INSTRUCTIONS TO FOLLOW: The answer should reproduce the listing below character for character.
-- Opening Marker --
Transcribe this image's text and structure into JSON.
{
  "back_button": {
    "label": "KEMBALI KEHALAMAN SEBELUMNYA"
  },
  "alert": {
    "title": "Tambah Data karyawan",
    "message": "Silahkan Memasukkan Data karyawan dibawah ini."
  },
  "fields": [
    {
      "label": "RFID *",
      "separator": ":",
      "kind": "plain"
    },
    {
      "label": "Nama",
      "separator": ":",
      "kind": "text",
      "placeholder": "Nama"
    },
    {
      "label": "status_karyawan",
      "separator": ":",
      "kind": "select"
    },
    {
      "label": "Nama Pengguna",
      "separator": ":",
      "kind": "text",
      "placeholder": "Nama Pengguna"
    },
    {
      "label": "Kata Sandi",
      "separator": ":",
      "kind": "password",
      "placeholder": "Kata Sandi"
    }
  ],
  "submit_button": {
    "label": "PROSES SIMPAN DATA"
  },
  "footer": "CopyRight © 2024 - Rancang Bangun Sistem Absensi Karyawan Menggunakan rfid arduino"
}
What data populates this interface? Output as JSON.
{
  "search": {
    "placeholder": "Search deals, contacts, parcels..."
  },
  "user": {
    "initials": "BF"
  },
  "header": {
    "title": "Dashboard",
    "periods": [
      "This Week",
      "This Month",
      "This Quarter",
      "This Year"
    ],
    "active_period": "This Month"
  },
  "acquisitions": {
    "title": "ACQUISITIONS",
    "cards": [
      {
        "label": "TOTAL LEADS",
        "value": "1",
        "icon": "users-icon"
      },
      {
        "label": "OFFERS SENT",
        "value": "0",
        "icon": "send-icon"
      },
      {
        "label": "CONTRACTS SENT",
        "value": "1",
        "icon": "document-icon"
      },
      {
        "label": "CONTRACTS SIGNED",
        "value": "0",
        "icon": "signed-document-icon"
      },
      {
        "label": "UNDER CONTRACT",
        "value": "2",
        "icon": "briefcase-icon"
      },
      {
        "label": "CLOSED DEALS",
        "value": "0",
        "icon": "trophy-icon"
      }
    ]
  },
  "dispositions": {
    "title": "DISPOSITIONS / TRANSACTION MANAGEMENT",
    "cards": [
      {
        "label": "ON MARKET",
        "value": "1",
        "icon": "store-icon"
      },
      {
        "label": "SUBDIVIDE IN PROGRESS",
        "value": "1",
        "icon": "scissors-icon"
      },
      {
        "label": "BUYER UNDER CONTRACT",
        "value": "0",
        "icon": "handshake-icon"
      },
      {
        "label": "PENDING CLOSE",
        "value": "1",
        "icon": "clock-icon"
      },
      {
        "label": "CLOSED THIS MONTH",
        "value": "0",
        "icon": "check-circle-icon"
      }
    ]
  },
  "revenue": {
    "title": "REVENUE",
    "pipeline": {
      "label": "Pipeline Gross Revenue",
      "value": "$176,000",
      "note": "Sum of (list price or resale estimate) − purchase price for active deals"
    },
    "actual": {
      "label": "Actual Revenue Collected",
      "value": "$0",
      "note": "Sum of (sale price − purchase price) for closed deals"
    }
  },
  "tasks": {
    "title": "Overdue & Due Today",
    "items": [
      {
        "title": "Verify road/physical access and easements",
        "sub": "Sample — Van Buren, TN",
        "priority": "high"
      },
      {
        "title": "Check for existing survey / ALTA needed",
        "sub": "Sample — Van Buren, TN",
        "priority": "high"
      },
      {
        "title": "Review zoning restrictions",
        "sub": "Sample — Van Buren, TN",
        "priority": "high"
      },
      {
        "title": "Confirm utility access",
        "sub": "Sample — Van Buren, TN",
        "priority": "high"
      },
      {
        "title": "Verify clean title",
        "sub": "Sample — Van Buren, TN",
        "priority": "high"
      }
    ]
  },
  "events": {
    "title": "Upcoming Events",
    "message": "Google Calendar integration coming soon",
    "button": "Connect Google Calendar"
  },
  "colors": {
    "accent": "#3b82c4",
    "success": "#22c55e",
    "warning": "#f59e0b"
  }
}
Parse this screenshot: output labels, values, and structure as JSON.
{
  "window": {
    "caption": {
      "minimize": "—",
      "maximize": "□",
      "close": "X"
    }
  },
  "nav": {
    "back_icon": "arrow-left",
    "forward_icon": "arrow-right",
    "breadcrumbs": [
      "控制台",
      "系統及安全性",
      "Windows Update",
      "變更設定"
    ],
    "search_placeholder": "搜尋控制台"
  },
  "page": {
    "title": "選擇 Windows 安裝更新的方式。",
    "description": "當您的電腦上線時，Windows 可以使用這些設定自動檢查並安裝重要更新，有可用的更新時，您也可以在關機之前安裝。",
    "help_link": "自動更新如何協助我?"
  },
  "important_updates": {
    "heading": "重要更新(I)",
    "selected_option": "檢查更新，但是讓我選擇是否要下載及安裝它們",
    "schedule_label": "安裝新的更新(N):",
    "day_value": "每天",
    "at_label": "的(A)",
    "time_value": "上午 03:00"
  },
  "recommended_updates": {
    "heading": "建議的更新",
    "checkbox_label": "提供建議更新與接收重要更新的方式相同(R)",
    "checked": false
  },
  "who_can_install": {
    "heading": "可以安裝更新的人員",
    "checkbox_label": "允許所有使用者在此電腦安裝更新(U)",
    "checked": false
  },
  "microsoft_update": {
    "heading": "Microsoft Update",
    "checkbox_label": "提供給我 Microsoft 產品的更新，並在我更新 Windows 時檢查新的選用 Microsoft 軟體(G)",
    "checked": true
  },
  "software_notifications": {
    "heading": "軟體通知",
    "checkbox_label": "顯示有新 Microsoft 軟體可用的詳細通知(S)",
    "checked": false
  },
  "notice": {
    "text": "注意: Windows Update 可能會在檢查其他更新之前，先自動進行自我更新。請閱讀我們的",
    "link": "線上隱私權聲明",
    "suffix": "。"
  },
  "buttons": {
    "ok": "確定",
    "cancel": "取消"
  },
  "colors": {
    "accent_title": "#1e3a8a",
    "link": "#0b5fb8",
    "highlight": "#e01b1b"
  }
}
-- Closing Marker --
WRITTEN ANSWER:
Transcribe this image's text and structure into JSON.
{
  "back_button": {
    "label": "KEMBALI KEHALAMAN SEBELUMNYA"
  },
  "alert": {
    "title": "Tambah Data karyawan",
    "message": "Silahkan Memasukkan Data karyawan dibawah ini."
  },
  "fields": [
    {
      "label": "RFID *",
      "separator": ":",
      "kind": "plain"
    },
    {
      "label": "Nama",
      "separator": ":",
      "kind": "text",
      "placeholder": "Nama"
    },
    {
      "label": "status_karyawan",
      "separator": ":",
      "kind": "select"
    },
    {
      "label": "Nama Pengguna",
      "separator": ":",
      "kind": "text",
      "placeholder": "Nama Pengguna"
    },
    {
      "label": "Kata Sandi",
      "separator": ":",
      "kind": "password",
      "placeholder": "Kata Sandi"
    }
  ],
  "submit_button": {
    "label": "PROSES SIMPAN DATA"
  },
  "footer": "CopyRight © 2024 - Rancang Bangun Sistem Absensi Karyawan Menggunakan rfid arduino"
}
What data populates this interface? Output as JSON.
{
  "search": {
    "placeholder": "Search deals, contacts, parcels..."
  },
  "user": {
    "initials": "BF"
  },
  "header": {
    "title": "Dashboard",
    "periods": [
      "This Week",
      "This Month",
      "This Quarter",
      "This Year"
    ],
    "active_period": "This Month"
  },
  "acquisitions": {
    "title": "ACQUISITIONS",
    "cards": [
      {
        "label": "TOTAL LEADS",
        "value": "1",
        "icon": "users-icon"
      },
      {
        "label": "OFFERS SENT",
        "value": "0",
        "icon": "send-icon"
      },
      {
        "label": "CONTRACTS SENT",
        "value": "1",
        "icon": "document-icon"
      },
      {
        "label": "CONTRACTS SIGNED",
        "value": "0",
        "icon": "signed-document-icon"
      },
      {
        "label": "UNDER CONTRACT",
        "value": "2",
        "icon": "briefcase-icon"
      },
      {
        "label": "CLOSED DEALS",
        "value": "0",
        "icon": "trophy-icon"
      }
    ]
  },
  "dispositions": {
    "title": "DISPOSITIONS / TRANSACTION MANAGEMENT",
    "cards": [
      {
        "label": "ON MARKET",
        "value": "1",
        "icon": "store-icon"
      },
      {
        "label": "SUBDIVIDE IN PROGRESS",
        "value": "1",
        "icon": "scissors-icon"
      },
      {
        "label": "BUYER UNDER CONTRACT",
        "value": "0",
        "icon": "handshake-icon"
      },
      {
        "label": "PENDING CLOSE",
        "value": "1",
        "icon": "clock-icon"
      },
      {
        "label": "CLOSED THIS MONTH",
        "value": "0",
        "icon": "check-circle-icon"
      }
    ]
  },
  "revenue": {
    "title": "REVENUE",
    "pipeline": {
      "label": "Pipeline Gross Revenue",
      "value": "$176,000",
      "note": "Sum of (list price or resale estimate) − purchase price for active deals"
    },
    "actual": {
      "label": "Actual Revenue Collected",
      "value": "$0",
      "note": "Sum of (sale price − purchase price) for closed deals"
    }
  },
  "tasks": {
    "title": "Overdue & Due Today",
    "items": [
      {
        "title": "Verify road/physical access and easements",
        "sub": "Sample — Van Buren, TN",
        "priority": "high"
      },
      {
        "title": "Check for existing survey / ALTA needed",
        "sub": "Sample — Van Buren, TN",
        "priority": "high"
      },
      {
        "title": "Review zoning restrictions",
        "sub": "Sample — Van Buren, TN",
        "priority": "high"
      },
      {
        "title": "Confirm utility access",
        "sub": "Sample — Van Buren, TN",
        "priority": "high"
      },
      {
        "title": "Verify clean title",
        "sub": "Sample — Van Buren, TN",
        "priority": "high"
      }
    ]
  },
  "events": {
    "title": "Upcoming Events",
    "message": "Google Calendar integration coming soon",
    "button": "Connect Google Calendar"
  },
  "colors": {
    "accent": "#3b82c4",
    "success": "#22c55e",
    "warning": "#f59e0b"
  }
}
Parse this screenshot: output labels, values, and structure as JSON.
{
  "window": {
    "caption": {
      "minimize": "—",
      "maximize": "□",
      "close": "X"
    }
  },
  "nav": {
    "back_icon": "arrow-left",
    "forward_icon": "arrow-right",
    "breadcrumbs": [
      "控制台",
      "系統及安全性",
      "Windows Update",
      "變更設定"
    ],
    "search_placeholder": "搜尋控制台"
  },
  "page": {
    "title": "選擇 Windows 安裝更新的方式。",
    "description": "當您的電腦上線時，Windows 可以使用這些設定自動檢查並安裝重要更新，有可用的更新時，您也可以在關機之前安裝。",
    "help_link": "自動更新如何協助我?"
  },
  "important_updates": {
    "heading": "重要更新(I)",
    "selected_option": "檢查更新，但是讓我選擇是否要下載及安裝它們",
    "schedule_label": "安裝新的更新(N):",
    "day_value": "每天",
    "at_label": "的(A)",
    "time_value": "上午 03:00"
  },
  "recommended_updates": {
    "heading": "建議的更新",
    "checkbox_label": "提供建議更新與接收重要更新的方式相同(R)",
    "checked": false
  },
  "who_can_install": {
    "heading": "可以安裝更新的人員",
    "checkbox_label": "允許所有使用者在此電腦安裝更新(U)",
    "checked": false
  },
  "microsoft_update": {
    "heading": "Microsoft Update",
    "checkbox_label": "提供給我 Microsoft 產品的更新，並在我更新 Windows 時檢查新的選用 Microsoft 軟體(G)",
    "checked": true
  },
  "software_notifications": {
    "heading": "軟體通知",
    "checkbox_label": "顯示有新 Microsoft 軟體可用的詳細通知(S)",
    "checked": false
  },
  "notice": {
    "text": "注意: Windows Update 可能會在檢查其他更新之前，先自動進行自我更新。請閱讀我們的",
    "link": "線上隱私權聲明",
    "suffix": "。"
  },
  "buttons": {
    "ok": "確定",
    "cancel": "取消"
  },
  "colors": {
    "accent_title": "#1e3a8a",
    "link": "#0b5fb8",
    "highlight": "#e01b1b"
  }
}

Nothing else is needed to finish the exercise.